A broadly shared way of thinking about political and economic life that reflects fundamental assumptions about how government should operate. It is distinct from political ideology, which refers to a more or less consistent set of views about the policies government ought to follow. Up to a point people sharing a common political culture can disagree about ideology.
Fundamental assumptions about how the political process should operate that distinguish citizens by region, religion, or other characteristics.
A more or less consistent set of views as to the policies government ought to pursue.
A belief that one has an obligation to participate in civic and political affairs.
A belief that one can affect government policies.
A belief in the importance of hard work and personal achievement.
An awareness of belonging to a particular socioeconomic class whose interests are difference from those of others. Usually used in reference to workers who view their interests as opposite those of managers and business owners.
People who believe that moral rules are derived from the commands of God or the laws of nature; these commands and laws are relatively clear, unchanging, and independent of individual moral preferences. They are likely to believe that traditional morality is more important than individual liberty and should be enforced by government and communal norms.
A person who believes that moral rules are derived in part from an individual's beliefs and the circumstances of modern life. Progressive are likely to favor government tolerance and protection of individual choice.
A citizen's belief that he or she can understand and influence political affairs.

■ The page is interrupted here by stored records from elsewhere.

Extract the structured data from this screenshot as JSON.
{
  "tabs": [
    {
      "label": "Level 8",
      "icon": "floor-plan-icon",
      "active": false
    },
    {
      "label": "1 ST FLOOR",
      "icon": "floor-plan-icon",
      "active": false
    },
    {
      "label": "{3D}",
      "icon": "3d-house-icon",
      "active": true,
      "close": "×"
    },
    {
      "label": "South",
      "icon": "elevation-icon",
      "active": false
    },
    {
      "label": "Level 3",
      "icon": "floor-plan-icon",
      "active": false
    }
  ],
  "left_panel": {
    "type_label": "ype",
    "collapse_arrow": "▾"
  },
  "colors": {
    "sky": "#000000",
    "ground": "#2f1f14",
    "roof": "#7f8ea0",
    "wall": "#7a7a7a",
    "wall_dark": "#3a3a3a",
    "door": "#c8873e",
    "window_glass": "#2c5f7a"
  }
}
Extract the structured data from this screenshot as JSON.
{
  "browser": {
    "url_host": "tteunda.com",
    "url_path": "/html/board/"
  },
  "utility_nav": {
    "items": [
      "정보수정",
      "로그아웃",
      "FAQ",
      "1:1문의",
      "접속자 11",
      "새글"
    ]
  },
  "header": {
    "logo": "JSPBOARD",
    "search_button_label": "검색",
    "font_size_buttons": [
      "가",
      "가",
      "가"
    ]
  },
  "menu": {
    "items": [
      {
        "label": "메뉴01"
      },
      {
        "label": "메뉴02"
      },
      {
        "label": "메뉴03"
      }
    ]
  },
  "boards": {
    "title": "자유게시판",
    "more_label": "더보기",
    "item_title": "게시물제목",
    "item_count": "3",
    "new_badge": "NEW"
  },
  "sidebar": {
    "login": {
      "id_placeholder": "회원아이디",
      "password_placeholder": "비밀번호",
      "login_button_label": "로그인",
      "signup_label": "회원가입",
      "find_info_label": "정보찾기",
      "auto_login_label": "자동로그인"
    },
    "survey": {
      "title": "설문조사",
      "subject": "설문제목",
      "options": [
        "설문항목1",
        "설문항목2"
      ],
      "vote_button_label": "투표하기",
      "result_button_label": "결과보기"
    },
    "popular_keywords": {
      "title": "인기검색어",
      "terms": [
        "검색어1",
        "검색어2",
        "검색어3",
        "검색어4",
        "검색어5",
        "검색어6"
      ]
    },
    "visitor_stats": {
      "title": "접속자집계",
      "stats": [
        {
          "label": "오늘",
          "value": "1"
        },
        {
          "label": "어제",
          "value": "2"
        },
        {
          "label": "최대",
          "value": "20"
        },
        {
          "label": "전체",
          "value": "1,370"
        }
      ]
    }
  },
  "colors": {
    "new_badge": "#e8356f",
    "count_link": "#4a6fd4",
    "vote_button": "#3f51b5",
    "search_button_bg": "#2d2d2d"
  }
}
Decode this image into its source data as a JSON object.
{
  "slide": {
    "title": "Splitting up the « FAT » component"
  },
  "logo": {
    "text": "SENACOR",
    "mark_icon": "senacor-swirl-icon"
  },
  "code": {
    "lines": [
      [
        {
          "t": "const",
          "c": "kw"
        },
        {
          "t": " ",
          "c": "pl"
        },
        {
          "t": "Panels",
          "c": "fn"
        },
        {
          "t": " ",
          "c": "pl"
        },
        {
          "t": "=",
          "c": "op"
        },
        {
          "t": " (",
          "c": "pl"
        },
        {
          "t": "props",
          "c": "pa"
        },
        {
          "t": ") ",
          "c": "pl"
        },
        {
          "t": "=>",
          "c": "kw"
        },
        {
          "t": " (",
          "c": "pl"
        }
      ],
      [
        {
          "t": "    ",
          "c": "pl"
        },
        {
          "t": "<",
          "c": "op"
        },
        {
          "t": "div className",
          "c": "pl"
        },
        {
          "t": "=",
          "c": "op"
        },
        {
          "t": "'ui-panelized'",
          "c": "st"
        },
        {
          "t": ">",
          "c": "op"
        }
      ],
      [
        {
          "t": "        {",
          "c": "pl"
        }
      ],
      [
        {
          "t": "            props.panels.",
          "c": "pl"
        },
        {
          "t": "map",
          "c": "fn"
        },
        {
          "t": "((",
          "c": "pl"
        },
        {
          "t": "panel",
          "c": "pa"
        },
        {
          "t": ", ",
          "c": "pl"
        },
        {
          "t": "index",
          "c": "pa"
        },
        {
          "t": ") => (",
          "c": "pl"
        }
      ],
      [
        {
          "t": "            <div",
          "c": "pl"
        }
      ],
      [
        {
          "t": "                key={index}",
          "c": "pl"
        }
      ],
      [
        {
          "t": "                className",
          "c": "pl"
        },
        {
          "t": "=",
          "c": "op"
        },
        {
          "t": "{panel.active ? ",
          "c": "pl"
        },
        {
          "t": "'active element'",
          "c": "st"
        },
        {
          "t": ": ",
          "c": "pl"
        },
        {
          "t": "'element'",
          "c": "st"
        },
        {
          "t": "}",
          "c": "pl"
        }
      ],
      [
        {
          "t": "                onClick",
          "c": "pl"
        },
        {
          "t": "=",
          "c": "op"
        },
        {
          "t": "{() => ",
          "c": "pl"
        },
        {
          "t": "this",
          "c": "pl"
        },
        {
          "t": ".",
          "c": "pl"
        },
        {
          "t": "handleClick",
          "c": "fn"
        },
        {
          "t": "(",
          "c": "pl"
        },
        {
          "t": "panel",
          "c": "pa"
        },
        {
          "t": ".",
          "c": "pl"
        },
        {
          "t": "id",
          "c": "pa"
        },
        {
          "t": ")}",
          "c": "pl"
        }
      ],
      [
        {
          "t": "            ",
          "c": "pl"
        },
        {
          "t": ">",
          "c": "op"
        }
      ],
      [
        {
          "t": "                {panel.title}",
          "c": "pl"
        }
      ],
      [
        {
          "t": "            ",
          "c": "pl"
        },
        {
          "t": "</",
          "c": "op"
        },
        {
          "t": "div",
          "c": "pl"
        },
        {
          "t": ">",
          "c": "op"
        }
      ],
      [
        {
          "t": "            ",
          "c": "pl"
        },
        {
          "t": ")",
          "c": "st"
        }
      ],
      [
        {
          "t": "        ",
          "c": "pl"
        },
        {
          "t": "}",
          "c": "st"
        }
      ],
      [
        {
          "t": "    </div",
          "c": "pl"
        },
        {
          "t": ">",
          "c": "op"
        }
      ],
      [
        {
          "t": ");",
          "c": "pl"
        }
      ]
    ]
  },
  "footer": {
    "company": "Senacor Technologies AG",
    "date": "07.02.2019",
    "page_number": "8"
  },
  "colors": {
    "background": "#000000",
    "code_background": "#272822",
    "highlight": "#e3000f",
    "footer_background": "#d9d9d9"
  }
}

This sense is divided into two parts--internal efficacy and external efficacy.
Confidence in a citizen's own abilities to understand and take part in political affairs.
A belief that the system will respond to a citizen's demands.